VI. The Progressive Presidents Created the Dept. of Labor to enforce labor laws Passed mine safety laws Est. an 8-hour workday for companies doing business w/ the federal govt. Added vast areas to our forest reserves Passed the Mann-Elkins Act that extended the powers of the ICC to telephone/telegraph companies Est. Federal Children’s bureau Saw presidency as administrative post, not a bully pulpit – never achieved Roosevelt’s acclaim
VI. The Progressive Presidents Taft angered many Progressives Taft (and Progressives) favored lower tariffs that would reduce prices for consumers However, Congress passed a bill that raised tariffs Taft could have vetoed the bill but didn’t have the political skill to oppose conservatives who supported the tariff
VI. The Progressive Presidents Ballinger-Pinchot Affair Taft’s Sec. Of the Interior, Richard Ballinger, thought TR had exceeded his authority by stopping the sale of public lands so he approved a vast area of timberland in Alaska to be sold The head of the US Forest Service, Gifford Pinchot, criticized Ballinger for favoring private interest over conservation Taft fired Pinchot for his criticism of Ballinger Progressives thought Taft was weak on conservation Roosevelt was upset with his failure to exert strong public leadership
VI. The Progressive President Election of 1912 The Republican party splits when TR and Taft both run Taft receives the party’s nomination and TR begins the Progressive Party or “Bull Moose” party
VI. The Progressive Presidents 1912 Presidential candidates” Democrats – Woodrow Wilson Republicans – Taft Progressive- TR Socialists – Eugene Debs Wilson won an electoral landslide but only 42% of popular vote 3 rd party is always a splinter party.
The New Ted “New Nationalism” Progressive Party (aka ‘Bull moose”) Women’s Suffrage Child Labor Laws Direct Election of Senators Lower Tariff

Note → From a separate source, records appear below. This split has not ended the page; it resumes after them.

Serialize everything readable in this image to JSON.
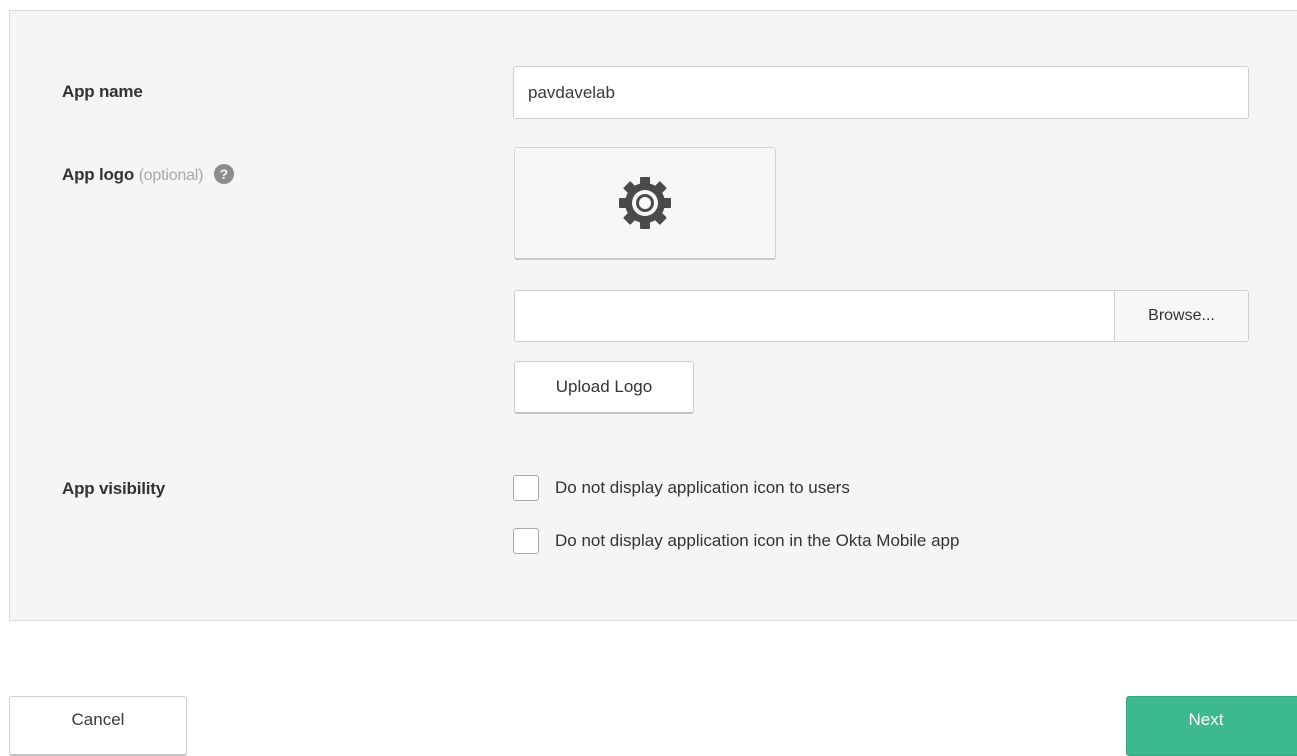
{
  "form": {
    "app_name": {
      "label": "App name",
      "value": "pavdavelab"
    },
    "app_logo": {
      "label": "App logo",
      "optional_note": "(optional)",
      "help_icon": "?",
      "placeholder_icon": "gear-icon",
      "browse_label": "Browse...",
      "upload_label": "Upload Logo"
    },
    "app_visibility": {
      "label": "App visibility",
      "options": [
        {
          "label": "Do not display application icon to users",
          "checked": false
        },
        {
          "label": "Do not display application icon in the Okta Mobile app",
          "checked": false
        }
      ]
    }
  },
  "footer": {
    "cancel_label": "Cancel",
    "next_label": "Next"
  },
  "colors": {
    "primary": "#3cb98e",
    "panel_bg": "#f5f5f5"
  }
}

“We stand at Armageddon and do battle for the Lord!” TR, 1912 Progressive Convention
The Ghost of 1904
Woodrow the Wimp
VI. The Progressive Presidents Wilson Campaigned for “New Freedom” – restoring competition, do away with trusts Underwood Tariff – reduced tariffs to lowest level in 50 yrs., high tariffs supported big business, protected them from foreign competition – by lowering tariffs he was lowering prices Federal Reserve Act – 3 level banking system made up of the Federal Reserve Board, 12 District banks, and private banks; It controls the amount of money in circulation by raising or lowering interest rates

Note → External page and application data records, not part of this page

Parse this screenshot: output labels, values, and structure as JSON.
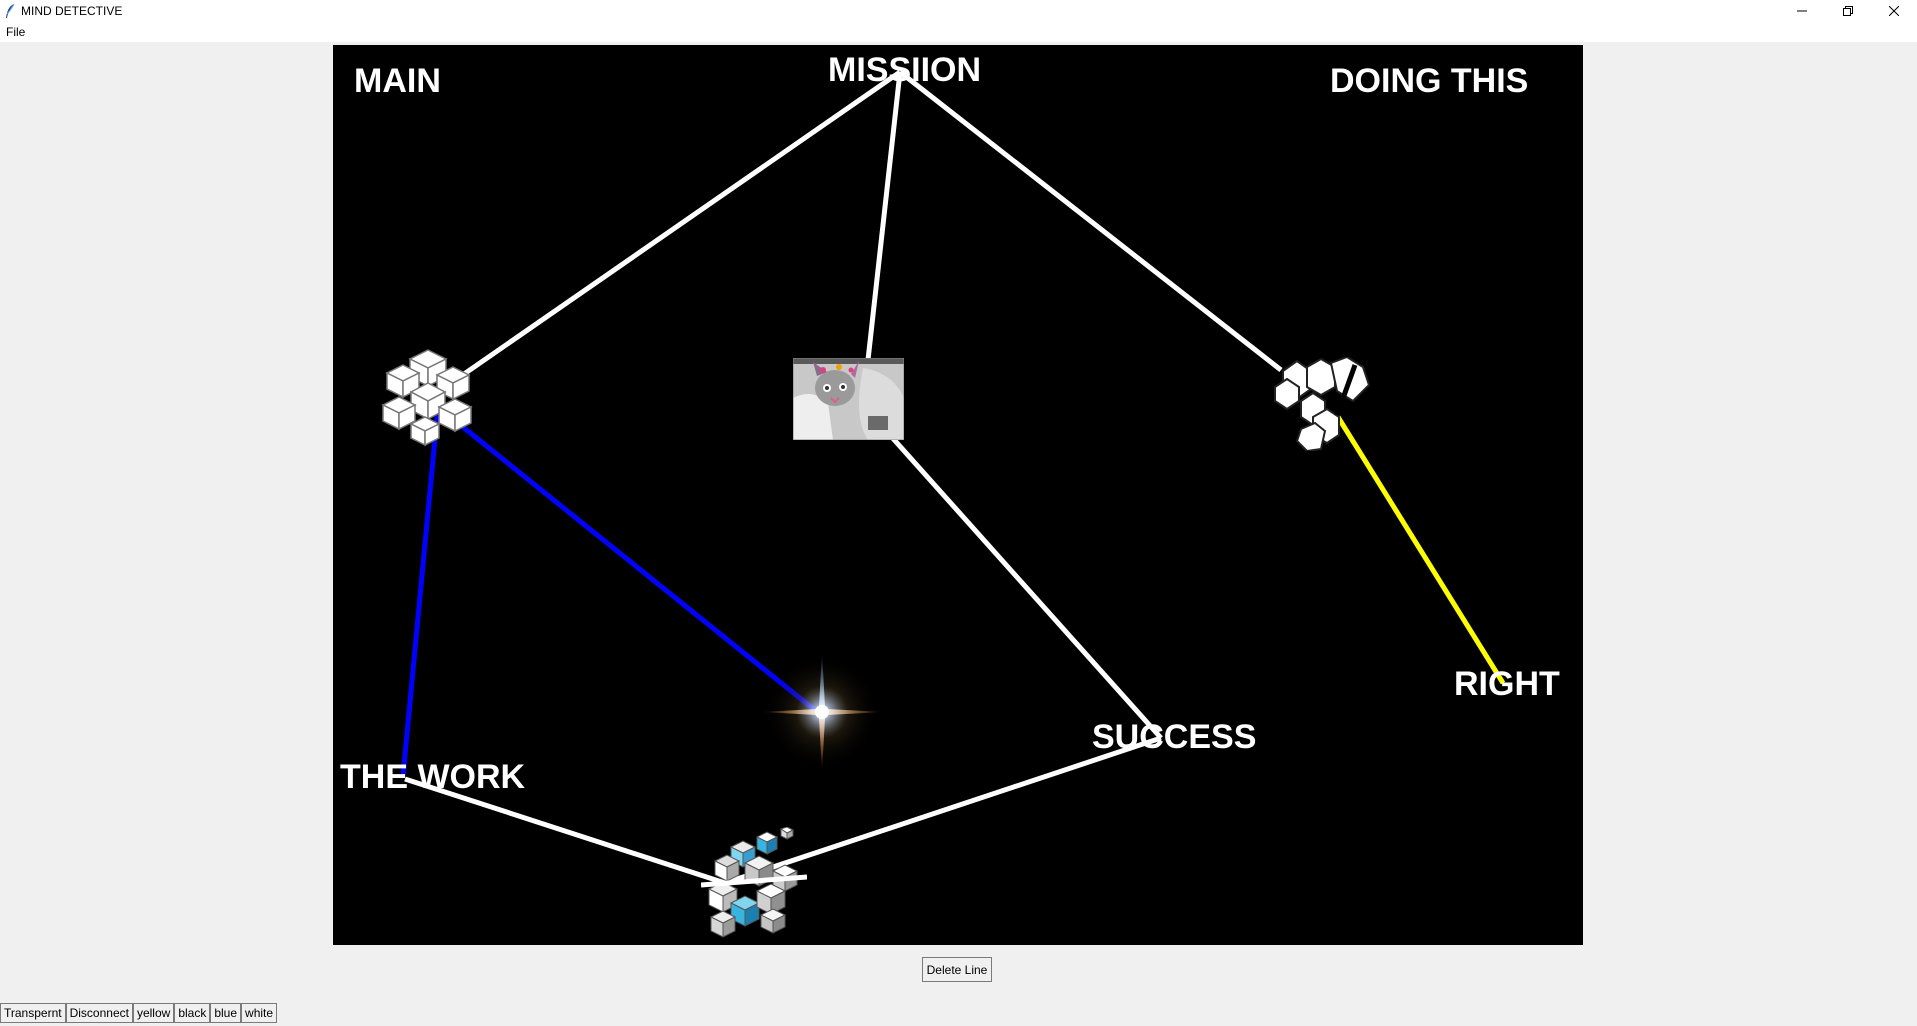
{
  "window": {
    "title": "MIND DETECTIVE",
    "controls": [
      "minimize",
      "maximize",
      "close"
    ]
  },
  "menubar": {
    "items": [
      "File"
    ]
  },
  "canvas": {
    "background": "#000000",
    "labels": [
      "MAIN",
      "MISSIION",
      "DOING THIS",
      "RIGHT",
      "SUCCESS",
      "THE WORK"
    ],
    "images": [
      {
        "icon": "white-cube-cluster-icon"
      },
      {
        "icon": "cat-photo-image"
      },
      {
        "icon": "white-cube-fragments-icon"
      },
      {
        "icon": "star-flare-image"
      },
      {
        "icon": "blue-cube-cluster-icon"
      }
    ],
    "lines": [
      {
        "color": "#ffffff"
      },
      {
        "color": "#ffffff"
      },
      {
        "color": "#ffffff"
      },
      {
        "color": "#ffffff"
      },
      {
        "color": "#ffffff"
      },
      {
        "color": "#ffffff"
      },
      {
        "color": "#0000ff"
      },
      {
        "color": "#0000ff"
      },
      {
        "color": "#ffff00"
      }
    ]
  },
  "actions": {
    "delete_line": "Delete Line"
  },
  "toolbar": {
    "buttons": [
      "Transpernt",
      "Disconnect",
      "yellow",
      "black",
      "blue",
      "white"
    ]
  }
}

Woodrow Wilson’s “New Freedom”
VI. The Progressive Presidents WOODROW WILSON Clayton Antitrust Act – broadened and strengthened the Sherman Act Federal Trade Commission- est. to investigate corporations and order them to stop unfair or fraudulent trading & business practices; the courts were used to enforce their rulings Signed law regulating use of children as workers; was struck down by Supreme Court – said matter for state courts
VI. The Progressive Presidents WOODROW WILSON Workmen’s Compensation – provided benefits to fed. workers injured on the job Eighteenth Amendment – banned alcohol Nineteenth Amendment – granted women full voting rights Nominates Louis Brandeis to the US Supreme Court Wilson wins re-election in 1916 by promising to keep us out of war
Mark Twain on TR We are insane, each in our own way, and with insanity goes irresponsibility. Theodore the man is sane; in fairness we ought to keep in mind that Theodore, as statesman and politician, is insane and irresponsible.
Teddy the Great?
One difference between Populists and Progressives involves the fact that Populists were mainly farmers. Progressives, on the other hand, came MOSTLY from the — A ranks of political radicals, such as anarchists and socialists. B politically conservative class, which wanted to maintain the status quo. C middle class of teachers, reporters, social workers, and businessmen. D Irish and Italian immigrants, who wanted political and economic equality. POPULIST VERSUS PROGRESSIVES